→ Action item: Records follow. Select each line holding "true".

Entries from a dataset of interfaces
────────────────

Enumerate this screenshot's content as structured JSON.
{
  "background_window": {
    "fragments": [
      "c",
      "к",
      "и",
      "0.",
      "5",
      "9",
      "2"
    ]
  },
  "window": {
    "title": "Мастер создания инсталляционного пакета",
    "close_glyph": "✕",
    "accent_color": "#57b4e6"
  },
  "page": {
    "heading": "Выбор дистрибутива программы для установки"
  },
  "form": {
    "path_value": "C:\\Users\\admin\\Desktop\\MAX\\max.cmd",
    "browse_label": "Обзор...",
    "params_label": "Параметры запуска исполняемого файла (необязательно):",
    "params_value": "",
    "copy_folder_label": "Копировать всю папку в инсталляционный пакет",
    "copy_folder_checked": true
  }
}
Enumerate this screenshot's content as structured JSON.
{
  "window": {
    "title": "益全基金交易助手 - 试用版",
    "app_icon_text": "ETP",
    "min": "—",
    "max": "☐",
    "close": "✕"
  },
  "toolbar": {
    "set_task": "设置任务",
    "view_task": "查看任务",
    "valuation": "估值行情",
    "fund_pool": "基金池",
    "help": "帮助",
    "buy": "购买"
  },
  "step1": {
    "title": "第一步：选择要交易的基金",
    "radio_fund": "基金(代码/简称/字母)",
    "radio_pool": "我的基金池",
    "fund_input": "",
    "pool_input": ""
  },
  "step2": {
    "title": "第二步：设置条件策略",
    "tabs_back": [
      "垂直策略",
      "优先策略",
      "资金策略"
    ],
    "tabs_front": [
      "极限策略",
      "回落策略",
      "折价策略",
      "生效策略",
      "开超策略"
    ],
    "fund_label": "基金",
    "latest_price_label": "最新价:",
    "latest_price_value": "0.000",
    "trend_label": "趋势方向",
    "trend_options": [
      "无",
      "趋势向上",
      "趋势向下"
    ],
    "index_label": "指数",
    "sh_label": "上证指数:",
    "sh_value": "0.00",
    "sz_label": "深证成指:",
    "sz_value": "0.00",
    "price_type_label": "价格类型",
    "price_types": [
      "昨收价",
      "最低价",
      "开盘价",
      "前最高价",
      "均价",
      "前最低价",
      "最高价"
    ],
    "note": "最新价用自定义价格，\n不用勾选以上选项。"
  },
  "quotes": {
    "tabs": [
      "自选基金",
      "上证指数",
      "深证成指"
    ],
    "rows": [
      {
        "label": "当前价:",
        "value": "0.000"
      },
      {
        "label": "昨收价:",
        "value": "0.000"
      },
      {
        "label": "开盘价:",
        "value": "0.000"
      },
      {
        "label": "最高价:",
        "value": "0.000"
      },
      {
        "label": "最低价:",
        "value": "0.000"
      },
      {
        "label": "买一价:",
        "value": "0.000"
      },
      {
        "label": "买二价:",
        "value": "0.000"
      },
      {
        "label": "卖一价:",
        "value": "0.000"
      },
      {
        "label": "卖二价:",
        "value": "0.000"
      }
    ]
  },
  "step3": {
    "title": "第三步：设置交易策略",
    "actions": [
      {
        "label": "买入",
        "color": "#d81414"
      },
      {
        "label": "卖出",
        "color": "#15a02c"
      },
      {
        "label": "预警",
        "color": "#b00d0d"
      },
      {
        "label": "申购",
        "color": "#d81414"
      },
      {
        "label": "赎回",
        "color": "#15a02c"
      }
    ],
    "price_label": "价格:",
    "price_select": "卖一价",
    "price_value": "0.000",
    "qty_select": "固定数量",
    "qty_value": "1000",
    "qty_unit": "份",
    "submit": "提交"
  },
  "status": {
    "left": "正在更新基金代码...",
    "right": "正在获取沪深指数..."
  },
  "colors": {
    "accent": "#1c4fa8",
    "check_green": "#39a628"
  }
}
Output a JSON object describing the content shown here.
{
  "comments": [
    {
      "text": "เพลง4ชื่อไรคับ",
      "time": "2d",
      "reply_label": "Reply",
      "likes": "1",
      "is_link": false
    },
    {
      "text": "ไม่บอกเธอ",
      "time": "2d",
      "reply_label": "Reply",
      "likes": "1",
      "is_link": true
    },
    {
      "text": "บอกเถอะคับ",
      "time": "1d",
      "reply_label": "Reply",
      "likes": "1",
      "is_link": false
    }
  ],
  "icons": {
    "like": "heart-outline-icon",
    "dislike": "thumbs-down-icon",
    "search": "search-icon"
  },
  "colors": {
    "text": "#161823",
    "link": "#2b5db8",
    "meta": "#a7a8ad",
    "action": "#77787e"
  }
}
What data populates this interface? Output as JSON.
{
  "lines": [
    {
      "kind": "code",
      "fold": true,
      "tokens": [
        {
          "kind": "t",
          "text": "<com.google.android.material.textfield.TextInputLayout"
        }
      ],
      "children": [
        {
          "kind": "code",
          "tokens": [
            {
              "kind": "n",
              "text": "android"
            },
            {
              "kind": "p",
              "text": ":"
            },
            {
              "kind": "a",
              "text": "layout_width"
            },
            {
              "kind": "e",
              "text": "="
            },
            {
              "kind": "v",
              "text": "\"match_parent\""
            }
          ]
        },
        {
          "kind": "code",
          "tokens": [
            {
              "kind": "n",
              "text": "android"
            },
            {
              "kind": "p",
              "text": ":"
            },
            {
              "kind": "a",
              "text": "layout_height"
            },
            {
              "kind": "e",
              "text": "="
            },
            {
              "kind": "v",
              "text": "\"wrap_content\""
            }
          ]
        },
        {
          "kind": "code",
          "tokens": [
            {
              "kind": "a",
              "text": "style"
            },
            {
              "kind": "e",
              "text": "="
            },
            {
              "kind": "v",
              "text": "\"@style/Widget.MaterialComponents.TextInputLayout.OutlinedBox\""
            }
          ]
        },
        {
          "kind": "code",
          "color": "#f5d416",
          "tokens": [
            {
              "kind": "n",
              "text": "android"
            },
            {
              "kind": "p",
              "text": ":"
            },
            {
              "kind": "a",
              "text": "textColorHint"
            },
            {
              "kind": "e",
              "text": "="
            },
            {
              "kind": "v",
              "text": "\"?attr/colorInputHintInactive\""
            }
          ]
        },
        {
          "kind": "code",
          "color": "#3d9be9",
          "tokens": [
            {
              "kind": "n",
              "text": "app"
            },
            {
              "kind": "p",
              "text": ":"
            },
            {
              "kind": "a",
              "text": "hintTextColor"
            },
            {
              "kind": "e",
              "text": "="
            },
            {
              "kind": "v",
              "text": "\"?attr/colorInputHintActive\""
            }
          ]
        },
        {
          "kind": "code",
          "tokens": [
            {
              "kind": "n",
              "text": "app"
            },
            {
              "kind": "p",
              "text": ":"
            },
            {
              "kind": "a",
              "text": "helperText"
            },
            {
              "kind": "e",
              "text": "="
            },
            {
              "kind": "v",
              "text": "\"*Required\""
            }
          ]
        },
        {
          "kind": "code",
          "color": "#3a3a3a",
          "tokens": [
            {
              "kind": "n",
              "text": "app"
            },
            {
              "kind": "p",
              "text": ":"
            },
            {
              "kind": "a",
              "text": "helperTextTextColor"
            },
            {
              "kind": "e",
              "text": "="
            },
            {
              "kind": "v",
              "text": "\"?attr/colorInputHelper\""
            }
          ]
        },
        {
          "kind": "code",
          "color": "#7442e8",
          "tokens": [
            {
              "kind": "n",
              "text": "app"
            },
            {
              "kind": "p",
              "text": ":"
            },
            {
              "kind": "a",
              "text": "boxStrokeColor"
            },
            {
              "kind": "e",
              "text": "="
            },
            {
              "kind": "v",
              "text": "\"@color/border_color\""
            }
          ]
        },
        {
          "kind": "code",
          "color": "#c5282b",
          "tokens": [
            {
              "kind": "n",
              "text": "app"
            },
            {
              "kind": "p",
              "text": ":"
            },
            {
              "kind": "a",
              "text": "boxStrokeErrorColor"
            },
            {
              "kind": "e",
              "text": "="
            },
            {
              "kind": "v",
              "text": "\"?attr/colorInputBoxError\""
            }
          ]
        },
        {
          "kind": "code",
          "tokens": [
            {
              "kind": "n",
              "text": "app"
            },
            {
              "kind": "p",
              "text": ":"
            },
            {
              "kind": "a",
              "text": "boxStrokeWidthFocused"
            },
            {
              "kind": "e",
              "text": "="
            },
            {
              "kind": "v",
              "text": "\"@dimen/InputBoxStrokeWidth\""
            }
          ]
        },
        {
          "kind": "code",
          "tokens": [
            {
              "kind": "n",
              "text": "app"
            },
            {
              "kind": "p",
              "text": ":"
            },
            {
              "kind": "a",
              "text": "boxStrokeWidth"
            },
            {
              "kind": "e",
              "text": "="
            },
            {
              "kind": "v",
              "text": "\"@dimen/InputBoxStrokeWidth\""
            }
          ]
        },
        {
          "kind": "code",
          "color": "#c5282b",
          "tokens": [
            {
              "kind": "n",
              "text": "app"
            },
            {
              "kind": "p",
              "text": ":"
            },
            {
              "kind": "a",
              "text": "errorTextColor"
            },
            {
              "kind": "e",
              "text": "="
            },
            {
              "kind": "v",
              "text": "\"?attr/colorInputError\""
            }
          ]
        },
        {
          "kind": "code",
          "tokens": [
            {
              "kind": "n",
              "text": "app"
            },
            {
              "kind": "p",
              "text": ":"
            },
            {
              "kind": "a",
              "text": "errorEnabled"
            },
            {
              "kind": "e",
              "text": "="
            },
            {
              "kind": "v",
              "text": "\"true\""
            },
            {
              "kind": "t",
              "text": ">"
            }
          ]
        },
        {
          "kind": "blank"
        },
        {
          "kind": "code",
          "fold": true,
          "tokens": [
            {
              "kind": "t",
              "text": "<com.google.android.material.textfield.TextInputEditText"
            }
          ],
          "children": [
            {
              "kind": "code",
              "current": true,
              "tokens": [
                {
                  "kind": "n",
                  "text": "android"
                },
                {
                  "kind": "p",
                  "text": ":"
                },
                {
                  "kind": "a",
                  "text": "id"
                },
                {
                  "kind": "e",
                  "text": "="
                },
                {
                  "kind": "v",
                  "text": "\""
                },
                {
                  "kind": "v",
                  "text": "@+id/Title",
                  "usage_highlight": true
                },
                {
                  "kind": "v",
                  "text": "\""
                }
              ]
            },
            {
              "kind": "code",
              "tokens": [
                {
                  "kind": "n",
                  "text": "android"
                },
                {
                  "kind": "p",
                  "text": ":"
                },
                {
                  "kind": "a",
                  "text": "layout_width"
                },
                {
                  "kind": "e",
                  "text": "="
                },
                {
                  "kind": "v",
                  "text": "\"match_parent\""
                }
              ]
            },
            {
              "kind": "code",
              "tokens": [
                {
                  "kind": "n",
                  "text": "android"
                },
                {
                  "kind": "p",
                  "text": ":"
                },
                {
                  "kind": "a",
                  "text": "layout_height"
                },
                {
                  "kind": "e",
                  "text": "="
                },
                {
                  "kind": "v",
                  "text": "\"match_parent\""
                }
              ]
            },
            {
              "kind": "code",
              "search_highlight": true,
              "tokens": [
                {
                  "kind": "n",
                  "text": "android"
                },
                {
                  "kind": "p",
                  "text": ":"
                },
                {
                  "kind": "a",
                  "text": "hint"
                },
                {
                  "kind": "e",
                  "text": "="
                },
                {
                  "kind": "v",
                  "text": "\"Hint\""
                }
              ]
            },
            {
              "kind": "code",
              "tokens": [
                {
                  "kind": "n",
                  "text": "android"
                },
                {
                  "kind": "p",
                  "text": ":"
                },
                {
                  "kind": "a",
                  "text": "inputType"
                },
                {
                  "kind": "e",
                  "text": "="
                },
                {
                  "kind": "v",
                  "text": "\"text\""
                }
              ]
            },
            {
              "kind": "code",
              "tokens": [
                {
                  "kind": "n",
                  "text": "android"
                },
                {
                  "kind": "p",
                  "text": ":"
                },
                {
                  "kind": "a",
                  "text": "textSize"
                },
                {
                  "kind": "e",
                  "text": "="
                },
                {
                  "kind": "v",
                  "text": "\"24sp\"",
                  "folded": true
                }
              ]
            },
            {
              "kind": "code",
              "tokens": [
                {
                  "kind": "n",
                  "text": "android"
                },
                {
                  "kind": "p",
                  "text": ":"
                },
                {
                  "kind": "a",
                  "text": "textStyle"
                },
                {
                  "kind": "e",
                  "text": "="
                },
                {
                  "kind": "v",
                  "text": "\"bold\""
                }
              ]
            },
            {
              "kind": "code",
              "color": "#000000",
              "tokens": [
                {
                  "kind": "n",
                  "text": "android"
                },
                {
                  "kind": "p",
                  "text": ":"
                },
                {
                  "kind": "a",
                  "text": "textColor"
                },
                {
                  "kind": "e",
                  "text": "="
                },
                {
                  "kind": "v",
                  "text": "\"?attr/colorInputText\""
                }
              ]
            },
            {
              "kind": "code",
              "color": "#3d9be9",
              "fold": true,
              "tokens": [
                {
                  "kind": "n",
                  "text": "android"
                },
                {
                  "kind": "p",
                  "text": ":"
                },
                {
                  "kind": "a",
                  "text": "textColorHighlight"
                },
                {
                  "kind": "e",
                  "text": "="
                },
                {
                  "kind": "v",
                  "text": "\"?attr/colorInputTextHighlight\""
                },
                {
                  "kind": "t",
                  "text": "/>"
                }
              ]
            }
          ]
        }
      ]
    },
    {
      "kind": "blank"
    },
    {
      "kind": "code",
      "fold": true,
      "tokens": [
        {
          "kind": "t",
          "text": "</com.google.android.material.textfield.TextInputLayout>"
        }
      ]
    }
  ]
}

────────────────

→ Expected answer:
    "copy_folder_checked": true
      "is_link": true
      "fold": true,
              "text": "\"true\""
          "fold": true,
              "current": true,
                  "usage_highlight": true
              "search_highlight": true,
                  "folded": true
              "fold": true,
      "fold": true,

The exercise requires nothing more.